(Entries from a dataset of interfaces)
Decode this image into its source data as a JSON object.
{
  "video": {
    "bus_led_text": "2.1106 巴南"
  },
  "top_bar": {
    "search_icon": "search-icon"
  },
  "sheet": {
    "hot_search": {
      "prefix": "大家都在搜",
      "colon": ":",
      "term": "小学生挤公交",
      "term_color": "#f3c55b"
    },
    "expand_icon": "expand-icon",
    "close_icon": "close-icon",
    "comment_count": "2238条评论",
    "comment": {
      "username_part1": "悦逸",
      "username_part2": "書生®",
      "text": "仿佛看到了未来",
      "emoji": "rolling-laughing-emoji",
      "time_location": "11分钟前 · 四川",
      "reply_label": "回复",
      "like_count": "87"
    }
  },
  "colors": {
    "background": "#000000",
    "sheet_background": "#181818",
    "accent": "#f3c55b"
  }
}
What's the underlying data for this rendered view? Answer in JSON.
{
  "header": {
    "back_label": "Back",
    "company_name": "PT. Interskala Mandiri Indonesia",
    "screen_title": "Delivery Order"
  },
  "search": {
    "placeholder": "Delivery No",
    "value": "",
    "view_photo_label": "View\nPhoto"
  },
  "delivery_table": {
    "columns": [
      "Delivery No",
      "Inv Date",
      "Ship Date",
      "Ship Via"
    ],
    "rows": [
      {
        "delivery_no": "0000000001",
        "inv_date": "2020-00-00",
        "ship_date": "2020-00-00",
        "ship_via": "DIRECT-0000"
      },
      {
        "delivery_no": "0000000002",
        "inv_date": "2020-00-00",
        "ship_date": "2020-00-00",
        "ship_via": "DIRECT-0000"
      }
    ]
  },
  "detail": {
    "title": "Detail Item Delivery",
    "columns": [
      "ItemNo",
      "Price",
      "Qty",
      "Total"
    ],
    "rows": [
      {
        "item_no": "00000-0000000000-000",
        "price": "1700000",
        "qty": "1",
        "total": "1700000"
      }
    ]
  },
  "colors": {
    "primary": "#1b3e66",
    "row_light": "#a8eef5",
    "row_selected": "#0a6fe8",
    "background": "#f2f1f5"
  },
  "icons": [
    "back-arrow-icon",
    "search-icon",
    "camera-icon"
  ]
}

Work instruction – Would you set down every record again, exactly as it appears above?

The completed task –
Decode this image into its source data as a JSON object.
{
  "video": {
    "bus_led_text": "2.1106 巴南"
  },
  "top_bar": {
    "search_icon": "search-icon"
  },
  "sheet": {
    "hot_search": {
      "prefix": "大家都在搜",
      "colon": ":",
      "term": "小学生挤公交",
      "term_color": "#f3c55b"
    },
    "expand_icon": "expand-icon",
    "close_icon": "close-icon",
    "comment_count": "2238条评论",
    "comment": {
      "username_part1": "悦逸",
      "username_part2": "書生®",
      "text": "仿佛看到了未来",
      "emoji": "rolling-laughing-emoji",
      "time_location": "11分钟前 · 四川",
      "reply_label": "回复",
      "like_count": "87"
    }
  },
  "colors": {
    "background": "#000000",
    "sheet_background": "#181818",
    "accent": "#f3c55b"
  }
}
What's the underlying data for this rendered view? Answer in JSON.
{
  "header": {
    "back_label": "Back",
    "company_name": "PT. Interskala Mandiri Indonesia",
    "screen_title": "Delivery Order"
  },
  "search": {
    "placeholder": "Delivery No",
    "value": "",
    "view_photo_label": "View\nPhoto"
  },
  "delivery_table": {
    "columns": [
      "Delivery No",
      "Inv Date",
      "Ship Date",
      "Ship Via"
    ],
    "rows": [
      {
        "delivery_no": "0000000001",
        "inv_date": "2020-00-00",
        "ship_date": "2020-00-00",
        "ship_via": "DIRECT-0000"
      },
      {
        "delivery_no": "0000000002",
        "inv_date": "2020-00-00",
        "ship_date": "2020-00-00",
        "ship_via": "DIRECT-0000"
      }
    ]
  },
  "detail": {
    "title": "Detail Item Delivery",
    "columns": [
      "ItemNo",
      "Price",
      "Qty",
      "Total"
    ],
    "rows": [
      {
        "item_no": "00000-0000000000-000",
        "price": "1700000",
        "qty": "1",
        "total": "1700000"
      }
    ]
  },
  "colors": {
    "primary": "#1b3e66",
    "row_light": "#a8eef5",
    "row_selected": "#0a6fe8",
    "background": "#f2f1f5"
  },
  "icons": [
    "back-arrow-icon",
    "search-icon",
    "camera-icon"
  ]
}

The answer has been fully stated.